Task to complete:
Check each line of the data, and copy those where "Mostrando" appears.

Records supplied:
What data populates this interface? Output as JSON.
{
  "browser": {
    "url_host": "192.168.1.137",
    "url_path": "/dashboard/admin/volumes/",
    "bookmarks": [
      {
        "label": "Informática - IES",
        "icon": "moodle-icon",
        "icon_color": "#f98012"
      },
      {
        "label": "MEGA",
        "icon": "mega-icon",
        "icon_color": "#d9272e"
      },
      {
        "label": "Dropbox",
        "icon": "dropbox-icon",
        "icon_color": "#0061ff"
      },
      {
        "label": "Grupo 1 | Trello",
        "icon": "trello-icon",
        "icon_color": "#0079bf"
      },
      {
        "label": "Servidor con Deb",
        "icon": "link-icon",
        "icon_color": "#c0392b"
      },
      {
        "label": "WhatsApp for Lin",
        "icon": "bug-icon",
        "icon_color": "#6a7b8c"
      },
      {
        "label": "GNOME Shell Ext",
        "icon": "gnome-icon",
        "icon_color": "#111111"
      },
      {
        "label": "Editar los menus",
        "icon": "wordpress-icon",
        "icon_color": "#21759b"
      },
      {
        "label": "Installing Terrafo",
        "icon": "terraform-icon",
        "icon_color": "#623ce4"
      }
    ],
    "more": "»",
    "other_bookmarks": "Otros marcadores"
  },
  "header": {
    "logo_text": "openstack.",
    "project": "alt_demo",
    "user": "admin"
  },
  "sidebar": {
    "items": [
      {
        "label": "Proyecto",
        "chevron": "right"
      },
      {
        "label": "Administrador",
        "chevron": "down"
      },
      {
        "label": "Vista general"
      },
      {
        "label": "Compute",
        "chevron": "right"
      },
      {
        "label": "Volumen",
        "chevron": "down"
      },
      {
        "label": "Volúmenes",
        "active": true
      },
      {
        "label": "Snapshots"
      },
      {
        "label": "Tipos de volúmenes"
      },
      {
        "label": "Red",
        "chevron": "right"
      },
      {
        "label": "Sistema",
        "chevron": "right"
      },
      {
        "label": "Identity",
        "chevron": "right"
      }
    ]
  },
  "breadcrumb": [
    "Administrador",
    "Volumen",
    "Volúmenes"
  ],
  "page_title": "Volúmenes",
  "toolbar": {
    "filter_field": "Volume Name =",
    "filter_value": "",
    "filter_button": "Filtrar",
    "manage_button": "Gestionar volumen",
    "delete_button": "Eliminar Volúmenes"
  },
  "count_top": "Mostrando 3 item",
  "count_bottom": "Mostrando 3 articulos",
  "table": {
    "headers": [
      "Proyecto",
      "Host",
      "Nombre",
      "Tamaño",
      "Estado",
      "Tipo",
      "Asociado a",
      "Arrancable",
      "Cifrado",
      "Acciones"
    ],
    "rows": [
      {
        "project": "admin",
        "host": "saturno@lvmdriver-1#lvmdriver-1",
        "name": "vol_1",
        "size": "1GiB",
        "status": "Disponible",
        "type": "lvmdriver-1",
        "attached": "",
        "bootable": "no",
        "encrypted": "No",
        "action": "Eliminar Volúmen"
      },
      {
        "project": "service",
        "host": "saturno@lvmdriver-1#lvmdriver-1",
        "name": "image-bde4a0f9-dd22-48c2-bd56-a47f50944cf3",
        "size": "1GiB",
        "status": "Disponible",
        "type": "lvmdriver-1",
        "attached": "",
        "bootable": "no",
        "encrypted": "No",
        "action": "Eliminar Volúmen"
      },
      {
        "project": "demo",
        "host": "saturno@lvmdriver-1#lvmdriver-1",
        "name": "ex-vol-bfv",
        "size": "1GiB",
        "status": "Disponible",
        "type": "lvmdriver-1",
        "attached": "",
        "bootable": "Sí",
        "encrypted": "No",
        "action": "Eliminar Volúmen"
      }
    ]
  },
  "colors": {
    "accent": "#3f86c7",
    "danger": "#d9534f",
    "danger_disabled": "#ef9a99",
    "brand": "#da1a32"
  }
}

Worked solution:
  "count_top": "Mostrando 3 item",
  "count_bottom": "Mostrando 3 articulos",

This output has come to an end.